At Tesla, the latest numbers were strong, with profit more than doubling to $3.3 billion in the third quarter and sales up 56% to $21.5 billion. But even that was not enough to convince investors who expected even more growth. Problems that established automakers have long faced now increasingly weigh on Tesla’s journey. Parts are missing, production is not progressing as expected and political uncertainty in China, an important market for all major automakers, is spooking investors.
Apple is also suffering from the trade conflict between China and the United States. Added to this are the constant corona blockages in the factories of Chinese suppliers, which reduce production. But: Apple is still the best in comparison. Both in terms of numbers and in terms of share price.
Prices are falling for two main reasons
So the Big Seven all have their own construction sites. Nevertheless, it is surprising that all these projects are taking place more or less simultaneously and, above all, that they exert such pressure on stock market prices. There are two crucial reasons for this. On the one hand, there is of course inflation and the resulting rise in interest rates. Nothing new so far. Financing conditions are also becoming more difficult for large tech companies, future profits are worth less in the eyes of investors, and inflation is also making production or business operations more costly for tech companies, for example through higher wages. . Despite having a strong market position, they cannot pass on all these costs to their customers. Perhaps the closest is Apple, whose high-priced products have almost made Californians look like a bunch of luxury goods.
Big growth becomes big value
In addition to rising interest rates, there is another much less obvious but certainly obvious point. Big Tech is on its way from Big Growth to Big Value.
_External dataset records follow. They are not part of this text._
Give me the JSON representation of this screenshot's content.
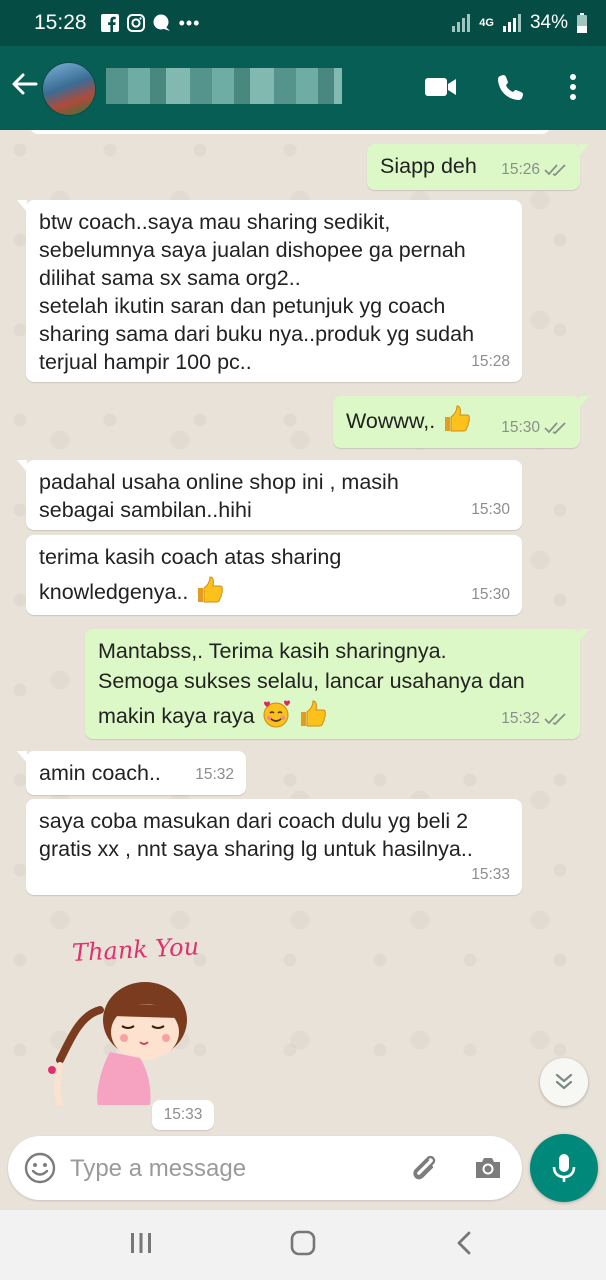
{
  "status_bar": {
    "time": "15:28",
    "network": "4G",
    "battery": "34%",
    "more": "•••"
  },
  "header": {
    "contact_name": "",
    "icons": [
      "back-arrow-icon",
      "video-call-icon",
      "phone-icon",
      "more-vert-icon"
    ]
  },
  "messages": [
    {
      "dir": "out",
      "text": "Siapp deh",
      "time": "15:26",
      "ticks": true
    },
    {
      "dir": "in",
      "lines": [
        "btw coach..saya mau sharing sedikit,",
        "sebelumnya saya jualan dishopee ga pernah",
        "dilihat sama sx sama org2..",
        "setelah ikutin saran dan petunjuk yg coach",
        "sharing sama dari buku nya..produk yg sudah",
        "terjual  hampir 100 pc.."
      ],
      "time": "15:28"
    },
    {
      "dir": "out",
      "text": "Wowww,.",
      "time": "15:30",
      "ticks": true
    },
    {
      "dir": "in",
      "lines": [
        "padahal usaha online shop ini , masih",
        "sebagai sambilan..hihi"
      ],
      "time": "15:30"
    },
    {
      "dir": "in",
      "lines": [
        "terima kasih coach atas sharing",
        "knowledgenya.."
      ],
      "time": "15:30"
    },
    {
      "dir": "out",
      "lines": [
        "Mantabss,. Terima kasih sharingnya.",
        "Semoga sukses selalu, lancar usahanya dan",
        "makin kaya raya"
      ],
      "time": "15:32",
      "ticks": true
    },
    {
      "dir": "in",
      "text": "amin coach..",
      "time": "15:32"
    },
    {
      "dir": "in",
      "lines": [
        "saya coba masukan dari coach dulu yg beli 2",
        "gratis xx , nnt saya sharing lg untuk hasilnya.."
      ],
      "time": "15:33"
    }
  ],
  "sticker": {
    "caption": "Thank You",
    "time": "15:33"
  },
  "composer": {
    "placeholder": "Type a message"
  },
  "colors": {
    "header": "#075e54",
    "status_bar": "#054d44",
    "outgoing_bubble": "#dcf8c6",
    "incoming_bubble": "#ffffff",
    "chat_background": "#e9e2d9",
    "mic_button": "#00897b"
  }
}
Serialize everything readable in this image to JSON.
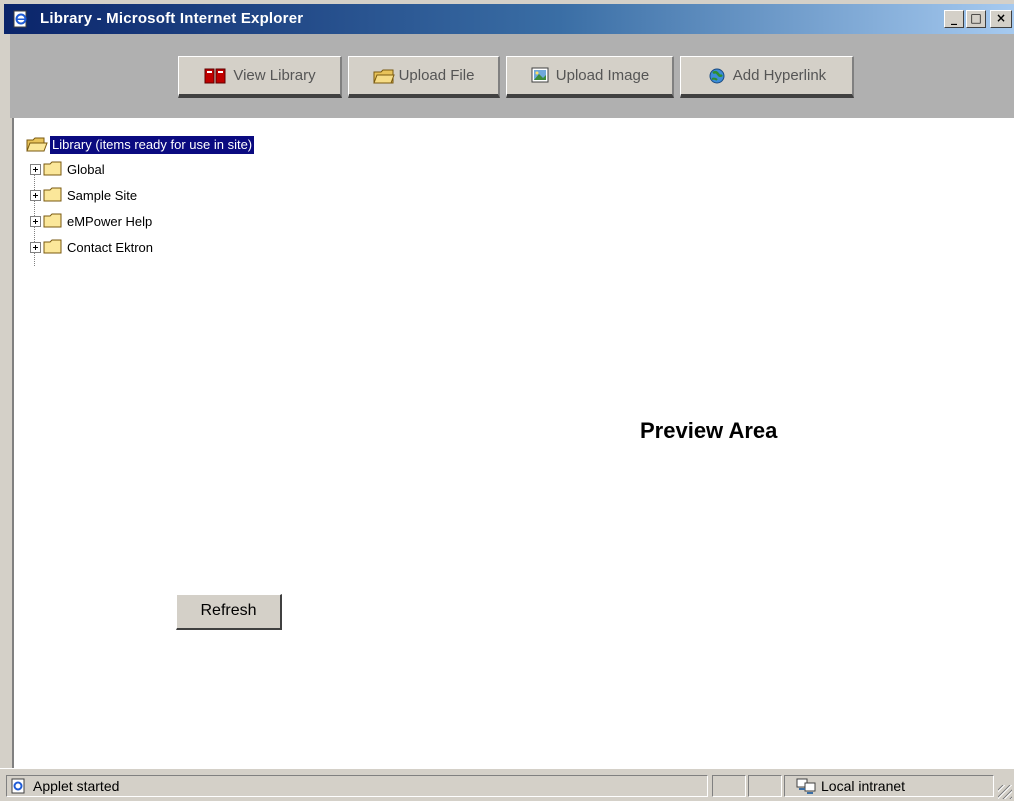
{
  "window": {
    "title": "Library - Microsoft Internet Explorer",
    "minimize_glyph": "_",
    "maximize_glyph": "□",
    "close_glyph": "×",
    "app_icon": "ie-page-icon"
  },
  "toolbar": {
    "buttons": [
      {
        "label": "View Library",
        "icon": "view-library-icon"
      },
      {
        "label": "Upload File",
        "icon": "upload-file-icon"
      },
      {
        "label": "Upload Image",
        "icon": "upload-image-icon"
      },
      {
        "label": "Add Hyperlink",
        "icon": "add-hyperlink-icon"
      }
    ]
  },
  "tree": {
    "root": {
      "label": "Library (items ready for use in site)",
      "icon": "folder-open-icon"
    },
    "items": [
      {
        "label": "Global",
        "icon": "folder-icon"
      },
      {
        "label": "Sample Site",
        "icon": "folder-icon"
      },
      {
        "label": "eMPower Help",
        "icon": "folder-icon"
      },
      {
        "label": "Contact Ektron",
        "icon": "folder-icon"
      }
    ]
  },
  "preview": {
    "label": "Preview Area"
  },
  "refresh": {
    "label": "Refresh"
  },
  "status": {
    "message": "Applet started",
    "zone": "Local intranet"
  },
  "colors": {
    "titlebar": "#0a246a",
    "selection": "#0a0a80",
    "toolbar": "#b0b0b0",
    "chrome": "#d4d0c8"
  }
}
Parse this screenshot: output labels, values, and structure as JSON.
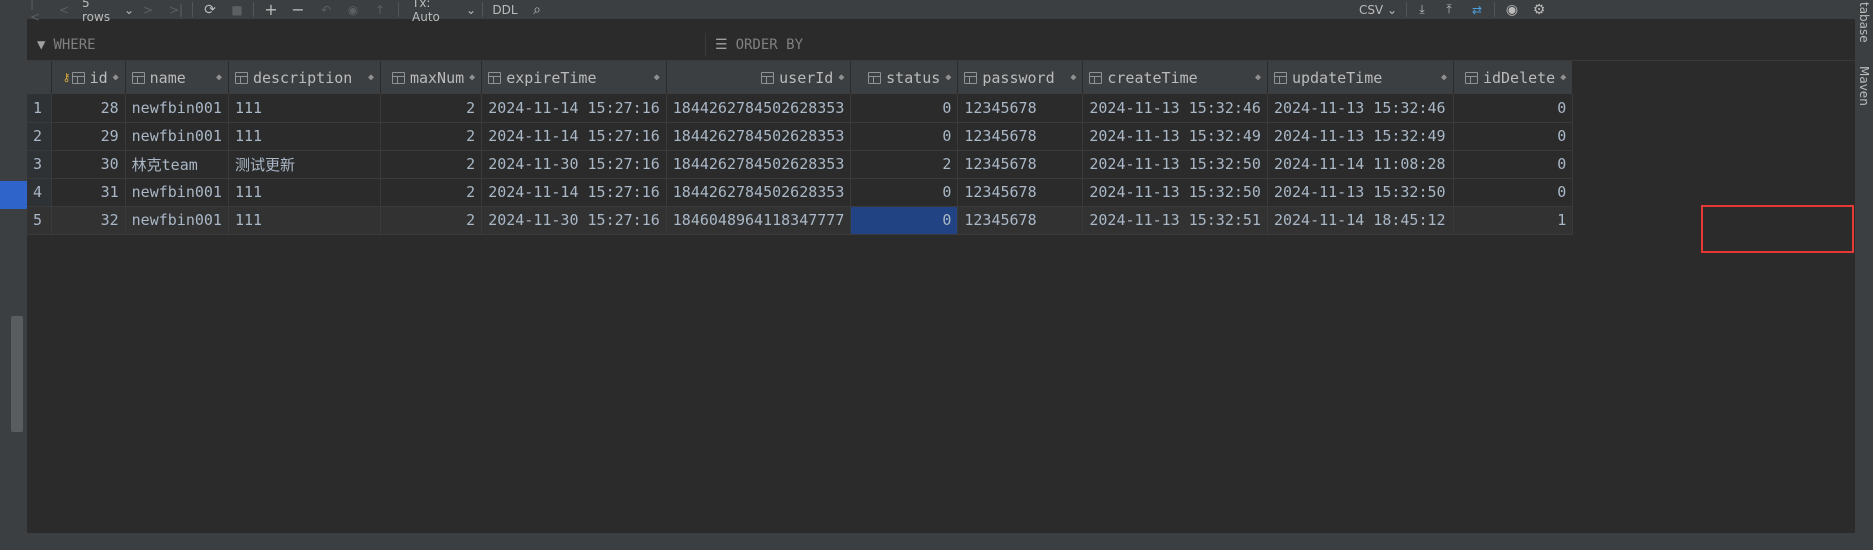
{
  "toolbar": {
    "rows_label": "5 rows",
    "tx_label": "Tx: Auto",
    "ddl_label": "DDL",
    "csv_label": "CSV"
  },
  "filters": {
    "where_placeholder": "WHERE",
    "order_placeholder": "ORDER BY"
  },
  "table": {
    "columns": [
      "id",
      "name",
      "description",
      "maxNum",
      "expireTime",
      "userId",
      "status",
      "password",
      "createTime",
      "updateTime",
      "idDelete"
    ],
    "rows": [
      {
        "rownum": "1",
        "id": "28",
        "name": "newfbin001",
        "description": "111",
        "maxNum": "2",
        "expireTime": "2024-11-14 15:27:16",
        "userId": "1844262784502628353",
        "status": "0",
        "password": "12345678",
        "createTime": "2024-11-13 15:32:46",
        "updateTime": "2024-11-13 15:32:46",
        "idDelete": "0"
      },
      {
        "rownum": "2",
        "id": "29",
        "name": "newfbin001",
        "description": "111",
        "maxNum": "2",
        "expireTime": "2024-11-14 15:27:16",
        "userId": "1844262784502628353",
        "status": "0",
        "password": "12345678",
        "createTime": "2024-11-13 15:32:49",
        "updateTime": "2024-11-13 15:32:49",
        "idDelete": "0"
      },
      {
        "rownum": "3",
        "id": "30",
        "name": "林克team",
        "description": "测试更新",
        "maxNum": "2",
        "expireTime": "2024-11-30 15:27:16",
        "userId": "1844262784502628353",
        "status": "2",
        "password": "12345678",
        "createTime": "2024-11-13 15:32:50",
        "updateTime": "2024-11-14 11:08:28",
        "idDelete": "0"
      },
      {
        "rownum": "4",
        "id": "31",
        "name": "newfbin001",
        "description": "111",
        "maxNum": "2",
        "expireTime": "2024-11-14 15:27:16",
        "userId": "1844262784502628353",
        "status": "0",
        "password": "12345678",
        "createTime": "2024-11-13 15:32:50",
        "updateTime": "2024-11-13 15:32:50",
        "idDelete": "0"
      },
      {
        "rownum": "5",
        "id": "32",
        "name": "newfbin001",
        "description": "111",
        "maxNum": "2",
        "expireTime": "2024-11-30 15:27:16",
        "userId": "1846048964118347777",
        "status": "0",
        "password": "12345678",
        "createTime": "2024-11-13 15:32:51",
        "updateTime": "2024-11-14 18:45:12",
        "idDelete": "1"
      }
    ]
  },
  "side_tabs": {
    "database": "tabase",
    "maven": "Maven"
  },
  "colors": {
    "background": "#2b2b2b",
    "header": "#3c3f41",
    "selection": "#214283",
    "annotation": "#e53935"
  }
}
Microsoft, Amazon and Co will almost never reach the really high growth rates in the future because they have simply reached a level where sales can no longer double as quickly as ten years ago. The corona pandemic has once again given Big Tech business models an extraordinary boost, without which growth rates could have slowed down earlier. For anyone thinking the same, the Big Seven’s ratings have recently been too high.
However, after the recent sell-offs, this is no longer necessarily the case, although P/E ratios are not yet low. That of Microsoft, for example, is 25.6. This remains high, but is no longer astronomically high. The situation is similar at Alphabet and Apple. The Big Seven undoubtedly also offer entry-level opportunities. After all, at least Apple, Microsoft, Alphabet, and Amazon have business models and market positions that will likely see companies earn handsomely for years to come. Perhaps there will be higher dividends at some point, or in the case of Alphabet and Amazon, a payout at all. In short: Big Tech remains an investment for anyone who breaks the expectation of explosive price increases.
at the top
Read also: Markus Braun: From porn supplier to boss of Dax